Coney Island signs offer women not hotdogs
I have no memories of good times at the fabled Coney Island in New York, but my auction buddy Janet does. She grew up in Brooklyn, and has stories to tell of going there for fun and hotdogs with her parents and brothers.
I thought of her when I came face to face with two Coney Island signs depicting women from an era long before she was there with her family. They were propped against the back of two chairs at an auction house. I considered them rather whimsical until I took a closer look.
One was titled “A Horse’s Neck,” and featured a woman straddled on a carousel horse, a drink in her hand and her dress pulled up her thighs to show the top of her nylons. The other – titled “Bottoms Up” – showed a woman in a fitted slip and black high heels, bent over, her backside showing as she seemingly fingered water in a bathtub.
The auction sheet described these as Coney Island signs, but they did not offer Nathan’s hotdogs and Cyclone rides at “America’s Playground,” as the island was called. They promised women who provided their own form of amusement. The paper signs had no dates on them and were signed C.P. Meier.
Coney island in Brooklyn was the gathering spot for millions of New Yorkers and out-of-towners for rides, Nathan’s hot dogs, the beach, family fun and – as apparent in the auction signs – a little tawdry fun for others. The area started out in the mid-19th century with bathhouses and hotels.
Around the 1870s, it became a place of opposites: At one end were expensive hotels for the moneyed, and at the other were prostitutes, pickpockets and card sharks. This culture roamed so freely that Coney Island was called “Sodom by the Sea.” A giant tin elephant was built in 1884 and sparked the phrase “seeing the elephant,” which meant that this was a spot to find prostitutes. It burned down in 1896.

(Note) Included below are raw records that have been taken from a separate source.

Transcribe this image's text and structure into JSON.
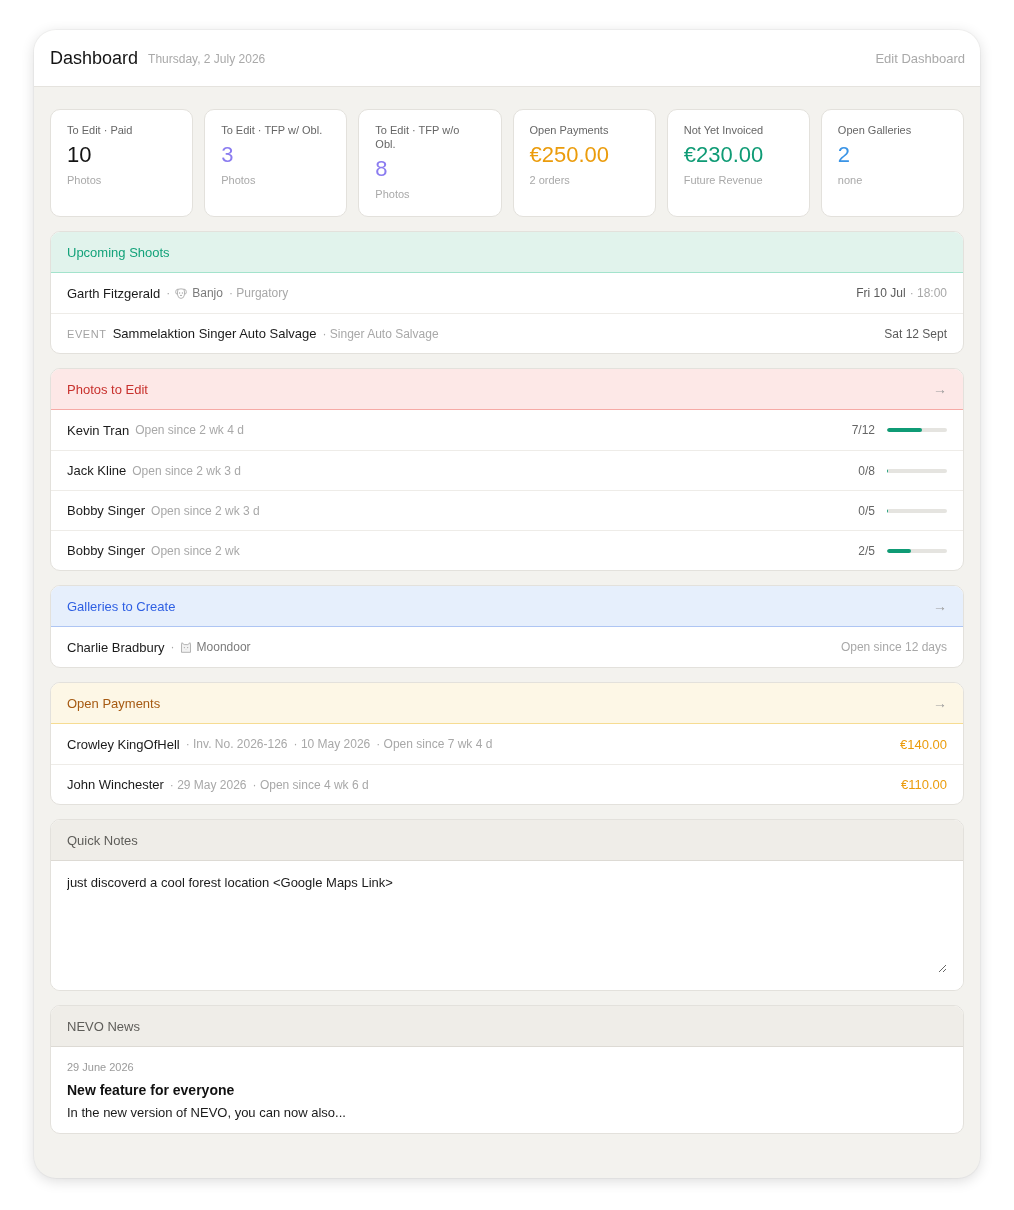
{
  "header": {
    "title": "Dashboard",
    "date": "Thursday, 2 July 2026",
    "action": "Edit Dashboard"
  },
  "stats": [
    {
      "label": "To Edit · Paid",
      "value": "10",
      "caption": "Photos",
      "color": "#141414"
    },
    {
      "label": "To Edit · TFP w/ Obl.",
      "value": "3",
      "caption": "Photos",
      "color": "#8b7cf0"
    },
    {
      "label": "To Edit · TFP w/o Obl.",
      "value": "8",
      "caption": "Photos",
      "color": "#8b7cf0"
    },
    {
      "label": "Open Payments",
      "value": "€250.00",
      "caption": "2 orders",
      "color": "#eb9c0c"
    },
    {
      "label": "Not Yet Invoiced",
      "value": "€230.00",
      "caption": "Future Revenue",
      "color": "#0f9b75"
    },
    {
      "label": "Open Galleries",
      "value": "2",
      "caption": "none",
      "color": "#3a94e6"
    }
  ],
  "sections": [
    {
      "kind": "shoots",
      "title": "Upcoming Shoots",
      "color": "#13a27a",
      "rows": [
        {
          "name": "Garth Fitzgerald",
          "details": [
            {
              "kind": "dog",
              "sep": "·",
              "text": "Banjo"
            },
            {
              "kind": "plain",
              "text": "· Purgatory"
            }
          ],
          "date": "Fri 10 Jul",
          "time": "· 18:00"
        },
        {
          "tag": "EVENT",
          "name": "Sammelaktion Singer Auto Salvage",
          "details": [
            {
              "kind": "plain",
              "text": "· Singer Auto Salvage"
            }
          ],
          "date": "Sat 12 Sept"
        }
      ]
    },
    {
      "kind": "progress",
      "title": "Photos to Edit",
      "color": "#c8312d",
      "arrow": "→",
      "rows": [
        {
          "name": "Kevin Tran",
          "since": "Open since 2 wk 4 d",
          "count": "7/12",
          "level": 0.58
        },
        {
          "name": "Jack Kline",
          "since": "Open since 2 wk 3 d",
          "count": "0/8",
          "level": 0
        },
        {
          "name": "Bobby Singer",
          "since": "Open since 2 wk 3 d",
          "count": "0/5",
          "level": 0
        },
        {
          "name": "Bobby Singer",
          "since": "Open since 2 wk",
          "count": "2/5",
          "level": 0.4
        }
      ]
    },
    {
      "kind": "galleries",
      "title": "Galleries to Create",
      "color": "#2e5fe3",
      "arrow": "→",
      "rows": [
        {
          "name": "Charlie Bradbury",
          "details": [
            {
              "kind": "cat",
              "sep": "·",
              "text": "Moondoor"
            }
          ],
          "since": "Open since 12 days"
        }
      ]
    },
    {
      "kind": "payments",
      "title": "Open Payments",
      "color": "#a65a12",
      "arrow": "→",
      "rows": [
        {
          "name": "Crowley KingOfHell",
          "details": [
            {
              "kind": "plain",
              "text": "· Inv. No. 2026-126"
            },
            {
              "kind": "plain",
              "text": "· 10 May 2026"
            },
            {
              "kind": "plain",
              "text": "· Open since 7 wk 4 d"
            }
          ],
          "amount": "€140.00"
        },
        {
          "name": "John Winchester",
          "details": [
            {
              "kind": "plain",
              "text": "· 29 May 2026"
            },
            {
              "kind": "plain",
              "text": "· Open since 4 wk 6 d"
            }
          ],
          "amount": "€110.00"
        }
      ]
    },
    {
      "kind": "notes",
      "title": "Quick Notes",
      "color": "#5e5d59",
      "value": "just discoverd a cool forest location <Google Maps Link>"
    },
    {
      "kind": "news",
      "title": "NEVO News",
      "color": "#5e5d59",
      "date": "29 June 2026",
      "headline": "New feature for everyone",
      "text": "In the new version of NEVO, you can now also..."
    }
  ]
}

Coney Island was selling sex along the beach and some folks didn’t necessarily approve of it.
Early on, the amusement-park side of the island became known for its attractions, including Steeplechase Park and its Horse Race (with wooden horses) and later the Wonder Wheel ferris wheel.
This is how PBS described Coney Island in an American Experience film:
“Coney Island is a twentieth-century icon of American fun, and the birthplace of the large-scale amusement park. George Tilyou’s grinning ‘funny face’ logo for Steeplechase Park, the giant tower at Dreamland, and Luna Park’s 1.3 million electric lights drew crowds of fun-seekers for decades. Visitors strolled the boardwalk, splashed in the Atlantic Ocean, rode the Wonder Wheel, and enjoyed festive, carefree days at New York’s ‘Electric Eden.'”
The island is credited with having some of the first rollercoasters in the country, including the Flip Flap Railway (it turned upside down), the Loop-the-Loop (it didn’t do too well because most folks wanted to watch it rather than ride it), the whitewashed Giant Racer and the grand dame of them all, the Coney Island Cyclone.
I could find very little on Meier the artist. He was apparently born in Newark, NJ, and lived in New York as an adult. I found several of his drawings: a horse race on Coney Island, and others of men and women (who were likely prostitutes) and booze – the latter perhaps his way of snubbing his nose at Prohibition. He also apparently worked as a cartoonist, accountant and designer of wallpaper, textiles and bar accessories. Here’s a serving tray that he illustrated.
I suspect that the pair of Meier signs at auction may have hung outside a saloon or bar.
A May 7, 1894, New York Times story gave an account of walking the streets of a new and respectable area of the island that had been home to its seamy side. Some of the old dives were open, a few “lurid posters” still hung outside, and barkers were no longer beckoning guests. Inside, the bars were practically empty – to the chagrin of the owners – women wore long dress and sang clean songs, and female “attendants” were no longer entertaining men at tables.
The auction signs sold for $125.